(Items from an interface collection)

== Segment start ==

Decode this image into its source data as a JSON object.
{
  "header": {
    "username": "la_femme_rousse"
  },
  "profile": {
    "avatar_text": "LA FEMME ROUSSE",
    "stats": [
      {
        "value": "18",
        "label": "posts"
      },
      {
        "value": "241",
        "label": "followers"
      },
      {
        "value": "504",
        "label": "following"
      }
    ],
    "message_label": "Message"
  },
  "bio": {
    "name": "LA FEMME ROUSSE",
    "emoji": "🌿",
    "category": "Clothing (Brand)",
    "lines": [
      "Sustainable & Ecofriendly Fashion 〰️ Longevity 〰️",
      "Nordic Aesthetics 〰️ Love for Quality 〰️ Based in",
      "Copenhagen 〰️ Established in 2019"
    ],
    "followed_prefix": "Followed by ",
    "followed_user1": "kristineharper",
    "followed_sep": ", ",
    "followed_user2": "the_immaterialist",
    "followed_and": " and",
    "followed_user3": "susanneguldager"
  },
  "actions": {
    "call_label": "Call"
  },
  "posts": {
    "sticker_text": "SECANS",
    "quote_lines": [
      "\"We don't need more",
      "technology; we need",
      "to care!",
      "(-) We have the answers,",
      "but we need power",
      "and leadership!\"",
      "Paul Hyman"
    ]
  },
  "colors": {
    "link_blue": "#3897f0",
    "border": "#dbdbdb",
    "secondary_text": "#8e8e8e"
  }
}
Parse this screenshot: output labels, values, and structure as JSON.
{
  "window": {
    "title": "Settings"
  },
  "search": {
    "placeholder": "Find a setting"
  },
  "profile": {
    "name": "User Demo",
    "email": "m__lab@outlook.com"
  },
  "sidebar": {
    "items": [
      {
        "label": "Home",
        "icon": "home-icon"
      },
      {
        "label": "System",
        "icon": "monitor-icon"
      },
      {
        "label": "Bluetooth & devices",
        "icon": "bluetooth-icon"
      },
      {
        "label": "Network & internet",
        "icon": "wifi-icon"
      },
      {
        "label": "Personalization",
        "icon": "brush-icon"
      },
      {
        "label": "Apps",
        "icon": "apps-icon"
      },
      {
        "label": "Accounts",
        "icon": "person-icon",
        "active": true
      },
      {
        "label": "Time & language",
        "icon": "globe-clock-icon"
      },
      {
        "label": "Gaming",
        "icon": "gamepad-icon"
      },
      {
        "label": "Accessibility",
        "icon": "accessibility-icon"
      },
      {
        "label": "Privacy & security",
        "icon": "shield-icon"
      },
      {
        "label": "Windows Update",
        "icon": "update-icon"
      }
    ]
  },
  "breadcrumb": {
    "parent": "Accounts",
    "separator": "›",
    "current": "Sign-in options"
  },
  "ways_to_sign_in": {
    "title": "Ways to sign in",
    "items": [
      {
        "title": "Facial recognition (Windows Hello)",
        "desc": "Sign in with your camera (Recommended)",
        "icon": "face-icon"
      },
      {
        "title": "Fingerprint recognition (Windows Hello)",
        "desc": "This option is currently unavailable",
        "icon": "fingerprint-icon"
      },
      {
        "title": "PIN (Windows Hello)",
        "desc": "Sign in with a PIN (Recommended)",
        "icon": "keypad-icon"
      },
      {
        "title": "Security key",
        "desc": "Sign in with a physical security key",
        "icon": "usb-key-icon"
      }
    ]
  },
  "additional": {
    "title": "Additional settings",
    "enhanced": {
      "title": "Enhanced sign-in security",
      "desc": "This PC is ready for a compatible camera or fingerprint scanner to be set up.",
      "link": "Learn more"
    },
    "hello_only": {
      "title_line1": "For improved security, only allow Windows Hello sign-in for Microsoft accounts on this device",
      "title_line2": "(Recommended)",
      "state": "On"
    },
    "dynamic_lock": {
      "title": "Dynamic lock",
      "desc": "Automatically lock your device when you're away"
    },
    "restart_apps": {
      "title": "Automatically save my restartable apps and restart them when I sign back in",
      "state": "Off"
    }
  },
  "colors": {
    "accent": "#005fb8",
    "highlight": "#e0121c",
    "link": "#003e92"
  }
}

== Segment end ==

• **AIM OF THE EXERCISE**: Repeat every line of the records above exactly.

• **EXERCISE SOLUTION**:
Decode this image into its source data as a JSON object.
{
  "header": {
    "username": "la_femme_rousse"
  },
  "profile": {
    "avatar_text": "LA FEMME ROUSSE",
    "stats": [
      {
        "value": "18",
        "label": "posts"
      },
      {
        "value": "241",
        "label": "followers"
      },
      {
        "value": "504",
        "label": "following"
      }
    ],
    "message_label": "Message"
  },
  "bio": {
    "name": "LA FEMME ROUSSE",
    "emoji": "🌿",
    "category": "Clothing (Brand)",
    "lines": [
      "Sustainable & Ecofriendly Fashion 〰️ Longevity 〰️",
      "Nordic Aesthetics 〰️ Love for Quality 〰️ Based in",
      "Copenhagen 〰️ Established in 2019"
    ],
    "followed_prefix": "Followed by ",
    "followed_user1": "kristineharper",
    "followed_sep": ", ",
    "followed_user2": "the_immaterialist",
    "followed_and": " and",
    "followed_user3": "susanneguldager"
  },
  "actions": {
    "call_label": "Call"
  },
  "posts": {
    "sticker_text": "SECANS",
    "quote_lines": [
      "\"We don't need more",
      "technology; we need",
      "to care!",
      "(-) We have the answers,",
      "but we need power",
      "and leadership!\"",
      "Paul Hyman"
    ]
  },
  "colors": {
    "link_blue": "#3897f0",
    "border": "#dbdbdb",
    "secondary_text": "#8e8e8e"
  }
}
Parse this screenshot: output labels, values, and structure as JSON.
{
  "window": {
    "title": "Settings"
  },
  "search": {
    "placeholder": "Find a setting"
  },
  "profile": {
    "name": "User Demo",
    "email": "m__lab@outlook.com"
  },
  "sidebar": {
    "items": [
      {
        "label": "Home",
        "icon": "home-icon"
      },
      {
        "label": "System",
        "icon": "monitor-icon"
      },
      {
        "label": "Bluetooth & devices",
        "icon": "bluetooth-icon"
      },
      {
        "label": "Network & internet",
        "icon": "wifi-icon"
      },
      {
        "label": "Personalization",
        "icon": "brush-icon"
      },
      {
        "label": "Apps",
        "icon": "apps-icon"
      },
      {
        "label": "Accounts",
        "icon": "person-icon",
        "active": true
      },
      {
        "label": "Time & language",
        "icon": "globe-clock-icon"
      },
      {
        "label": "Gaming",
        "icon": "gamepad-icon"
      },
      {
        "label": "Accessibility",
        "icon": "accessibility-icon"
      },
      {
        "label": "Privacy & security",
        "icon": "shield-icon"
      },
      {
        "label": "Windows Update",
        "icon": "update-icon"
      }
    ]
  },
  "breadcrumb": {
    "parent": "Accounts",
    "separator": "›",
    "current": "Sign-in options"
  },
  "ways_to_sign_in": {
    "title": "Ways to sign in",
    "items": [
      {
        "title": "Facial recognition (Windows Hello)",
        "desc": "Sign in with your camera (Recommended)",
        "icon": "face-icon"
      },
      {
        "title": "Fingerprint recognition (Windows Hello)",
        "desc": "This option is currently unavailable",
        "icon": "fingerprint-icon"
      },
      {
        "title": "PIN (Windows Hello)",
        "desc": "Sign in with a PIN (Recommended)",
        "icon": "keypad-icon"
      },
      {
        "title": "Security key",
        "desc": "Sign in with a physical security key",
        "icon": "usb-key-icon"
      }
    ]
  },
  "additional": {
    "title": "Additional settings",
    "enhanced": {
      "title": "Enhanced sign-in security",
      "desc": "This PC is ready for a compatible camera or fingerprint scanner to be set up.",
      "link": "Learn more"
    },
    "hello_only": {
      "title_line1": "For improved security, only allow Windows Hello sign-in for Microsoft accounts on this device",
      "title_line2": "(Recommended)",
      "state": "On"
    },
    "dynamic_lock": {
      "title": "Dynamic lock",
      "desc": "Automatically lock your device when you're away"
    },
    "restart_apps": {
      "title": "Automatically save my restartable apps and restart them when I sign back in",
      "state": "Off"
    }
  },
  "colors": {
    "accent": "#005fb8",
    "highlight": "#e0121c",
    "link": "#003e92"
  }
}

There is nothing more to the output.